I am in the process of looking for a new roommate and a couple of men that had just landed in our state from Ohio needed a room.  They weren’t what I was looking for, but I’ve had good experiences with very short term rentals so I offered them the room for a couple of days.  Everything was fine and then this massive fan showed up.  Jon said he had some nasal problem and the only thing that gave him relief was blowing air.  Sure, no problem.

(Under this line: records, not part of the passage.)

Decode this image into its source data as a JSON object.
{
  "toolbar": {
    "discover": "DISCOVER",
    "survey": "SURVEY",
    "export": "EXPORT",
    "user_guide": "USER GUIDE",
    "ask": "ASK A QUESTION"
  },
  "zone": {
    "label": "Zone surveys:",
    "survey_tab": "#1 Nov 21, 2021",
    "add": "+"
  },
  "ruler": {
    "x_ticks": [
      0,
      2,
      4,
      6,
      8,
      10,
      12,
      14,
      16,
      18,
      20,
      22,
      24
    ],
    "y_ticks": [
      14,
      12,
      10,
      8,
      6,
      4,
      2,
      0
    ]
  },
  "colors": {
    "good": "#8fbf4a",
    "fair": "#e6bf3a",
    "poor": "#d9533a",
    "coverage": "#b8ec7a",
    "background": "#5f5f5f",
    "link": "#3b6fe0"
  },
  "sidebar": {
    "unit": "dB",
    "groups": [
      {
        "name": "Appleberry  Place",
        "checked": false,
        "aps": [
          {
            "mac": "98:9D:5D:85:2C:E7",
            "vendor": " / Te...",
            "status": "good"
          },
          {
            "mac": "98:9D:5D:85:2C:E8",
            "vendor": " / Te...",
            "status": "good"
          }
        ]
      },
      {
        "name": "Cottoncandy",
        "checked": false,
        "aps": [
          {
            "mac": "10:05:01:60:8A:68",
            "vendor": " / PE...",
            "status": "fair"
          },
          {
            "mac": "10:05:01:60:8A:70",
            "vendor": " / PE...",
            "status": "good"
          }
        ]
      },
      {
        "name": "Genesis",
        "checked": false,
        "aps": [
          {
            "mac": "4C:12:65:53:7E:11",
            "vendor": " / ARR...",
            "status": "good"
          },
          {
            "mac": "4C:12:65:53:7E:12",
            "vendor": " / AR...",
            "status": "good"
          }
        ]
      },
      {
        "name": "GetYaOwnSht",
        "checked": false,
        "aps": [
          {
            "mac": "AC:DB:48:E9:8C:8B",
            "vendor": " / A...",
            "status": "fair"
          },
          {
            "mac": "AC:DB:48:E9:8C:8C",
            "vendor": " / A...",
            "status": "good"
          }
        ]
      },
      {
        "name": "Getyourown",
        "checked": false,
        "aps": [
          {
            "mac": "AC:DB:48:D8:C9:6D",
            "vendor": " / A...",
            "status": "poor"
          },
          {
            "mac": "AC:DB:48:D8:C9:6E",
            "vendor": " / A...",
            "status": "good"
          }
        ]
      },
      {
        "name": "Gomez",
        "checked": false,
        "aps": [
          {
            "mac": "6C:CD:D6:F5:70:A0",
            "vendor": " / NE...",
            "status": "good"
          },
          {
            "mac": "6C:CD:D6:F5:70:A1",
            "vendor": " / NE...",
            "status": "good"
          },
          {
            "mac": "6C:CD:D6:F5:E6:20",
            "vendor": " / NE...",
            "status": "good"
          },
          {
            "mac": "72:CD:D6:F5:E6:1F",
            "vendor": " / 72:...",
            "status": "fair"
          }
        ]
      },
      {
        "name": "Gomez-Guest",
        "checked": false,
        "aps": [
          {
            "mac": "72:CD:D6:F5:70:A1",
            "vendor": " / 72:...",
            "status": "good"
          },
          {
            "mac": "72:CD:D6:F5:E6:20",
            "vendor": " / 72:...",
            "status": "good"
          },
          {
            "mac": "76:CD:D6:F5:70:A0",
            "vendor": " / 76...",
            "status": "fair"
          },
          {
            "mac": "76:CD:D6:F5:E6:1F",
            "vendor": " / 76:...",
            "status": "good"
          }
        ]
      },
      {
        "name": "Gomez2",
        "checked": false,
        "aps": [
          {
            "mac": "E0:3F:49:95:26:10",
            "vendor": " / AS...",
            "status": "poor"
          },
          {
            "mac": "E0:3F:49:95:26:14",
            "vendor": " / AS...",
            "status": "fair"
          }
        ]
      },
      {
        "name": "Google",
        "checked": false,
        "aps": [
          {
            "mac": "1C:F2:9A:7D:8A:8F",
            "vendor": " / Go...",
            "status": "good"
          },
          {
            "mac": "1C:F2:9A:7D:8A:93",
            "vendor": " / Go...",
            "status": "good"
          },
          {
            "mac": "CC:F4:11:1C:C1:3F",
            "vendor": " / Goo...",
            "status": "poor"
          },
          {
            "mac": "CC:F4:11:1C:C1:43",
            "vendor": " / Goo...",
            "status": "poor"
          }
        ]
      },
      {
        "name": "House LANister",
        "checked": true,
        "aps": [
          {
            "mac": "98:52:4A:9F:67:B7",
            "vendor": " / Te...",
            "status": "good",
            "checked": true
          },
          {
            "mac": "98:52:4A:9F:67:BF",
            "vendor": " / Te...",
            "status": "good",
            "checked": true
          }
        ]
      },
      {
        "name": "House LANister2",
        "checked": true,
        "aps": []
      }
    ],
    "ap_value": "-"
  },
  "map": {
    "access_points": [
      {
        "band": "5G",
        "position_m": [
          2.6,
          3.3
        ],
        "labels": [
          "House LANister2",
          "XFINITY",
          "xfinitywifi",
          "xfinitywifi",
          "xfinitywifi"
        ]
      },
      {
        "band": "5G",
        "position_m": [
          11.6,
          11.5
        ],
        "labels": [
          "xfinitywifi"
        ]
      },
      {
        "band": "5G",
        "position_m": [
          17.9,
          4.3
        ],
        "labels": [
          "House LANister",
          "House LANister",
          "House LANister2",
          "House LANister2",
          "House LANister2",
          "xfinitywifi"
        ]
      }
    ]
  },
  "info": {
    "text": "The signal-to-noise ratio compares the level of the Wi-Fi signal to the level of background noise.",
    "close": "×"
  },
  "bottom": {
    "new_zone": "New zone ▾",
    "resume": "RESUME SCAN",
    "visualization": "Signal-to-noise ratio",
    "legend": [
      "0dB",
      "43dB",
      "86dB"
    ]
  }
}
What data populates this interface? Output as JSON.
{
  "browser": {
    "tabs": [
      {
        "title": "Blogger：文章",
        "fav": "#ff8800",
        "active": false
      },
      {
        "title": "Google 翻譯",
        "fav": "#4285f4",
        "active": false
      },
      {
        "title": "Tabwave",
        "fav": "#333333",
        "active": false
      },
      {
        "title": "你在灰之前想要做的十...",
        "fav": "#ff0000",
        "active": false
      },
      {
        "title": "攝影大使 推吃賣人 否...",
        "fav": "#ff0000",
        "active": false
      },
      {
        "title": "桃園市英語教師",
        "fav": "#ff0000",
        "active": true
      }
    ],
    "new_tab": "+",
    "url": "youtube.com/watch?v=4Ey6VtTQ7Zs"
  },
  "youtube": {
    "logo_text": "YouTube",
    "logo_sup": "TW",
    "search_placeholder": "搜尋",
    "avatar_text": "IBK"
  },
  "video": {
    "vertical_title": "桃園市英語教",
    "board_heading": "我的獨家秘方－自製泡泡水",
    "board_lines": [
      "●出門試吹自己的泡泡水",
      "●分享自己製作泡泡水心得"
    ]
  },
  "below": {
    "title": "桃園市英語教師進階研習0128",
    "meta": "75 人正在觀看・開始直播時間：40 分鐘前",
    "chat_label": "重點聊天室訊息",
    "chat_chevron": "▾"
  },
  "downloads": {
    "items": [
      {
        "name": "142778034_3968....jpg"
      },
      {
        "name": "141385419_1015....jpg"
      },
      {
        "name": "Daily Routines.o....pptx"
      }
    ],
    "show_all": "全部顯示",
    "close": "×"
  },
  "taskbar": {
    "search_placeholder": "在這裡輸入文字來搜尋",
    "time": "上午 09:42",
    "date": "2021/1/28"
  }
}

But it was.  I am used to a quiet environment and that fan was very noisy.  It was like a jet engine.   I noticed my mind begin to become agitated as I thought of reasons it was a problem:  “I can’t relax with that constant noise”, “He doesn’t really need it”, “People that use fans are ______ (stupid, intolerant, disillusioned, weak, etc)”, “Fans make nasal conditions worse”, “I am an expert on fans”, “He needs nettles”.  The thoughts were unending.  I am a very intelligent and creative thinker and I can come up with all the angles on why the fan was unnecessary and bad.

At first I decided that the problem was really all in my mind.  Clearly, if my mind wasn’t reacting with aversion to the fan and craving for silence then I wouldn’t be having a problem at all.  I was able to get a hold of the thoughts arising and not engage with them. I know from experience that when you stop engaging with the thoughts and believing them then the subconscious figures out that the thoughts are not needed.  My agitation diminished.

I was then able to decide what I wanted to do.  With further investigation I realized that I really did have a “reaction” to the fan and the constant noise that was biologically true and not just a patterned mental response.  It did agitate me even without the additional thoughts.  Originally my house guests had requested to stay a week, but I decided that I couldn’t last that long.  I decided that four days would work for me.  This would honor both my desire to help them and my desire to respect my body.

As it turned out, I got even further relief when they kept their door close.  I had assumed they needed the door open to allow fresh air circulation.  That turned out not to be the case.  This reminds me of the importance of clearly expressing my problem and allowing other solutions to present themselves. Since I was able to tell them what I was struggling with, they were able to come up with a solution that partially remedied my problem.

My physical reaction to fan noise is my “suffering”.  The habitual thought patterns that arose from that suffering had the potential to induce a far greater suffering than the original reaction.  It is the habitual thought patterns that we have a choice over.  I’ve hear say that “pain is inevitable but suffering is optional”.  I used to be the worse at suffering over my suffering.  I wonder how my friends endured my endless complaints.  Having freedom from the optional suffering is refreshing.  I love my life now.

I also would be amiss to not point out that even the pain goes away as we progress on the path to enlightenment.  Long term, the pain is optional too.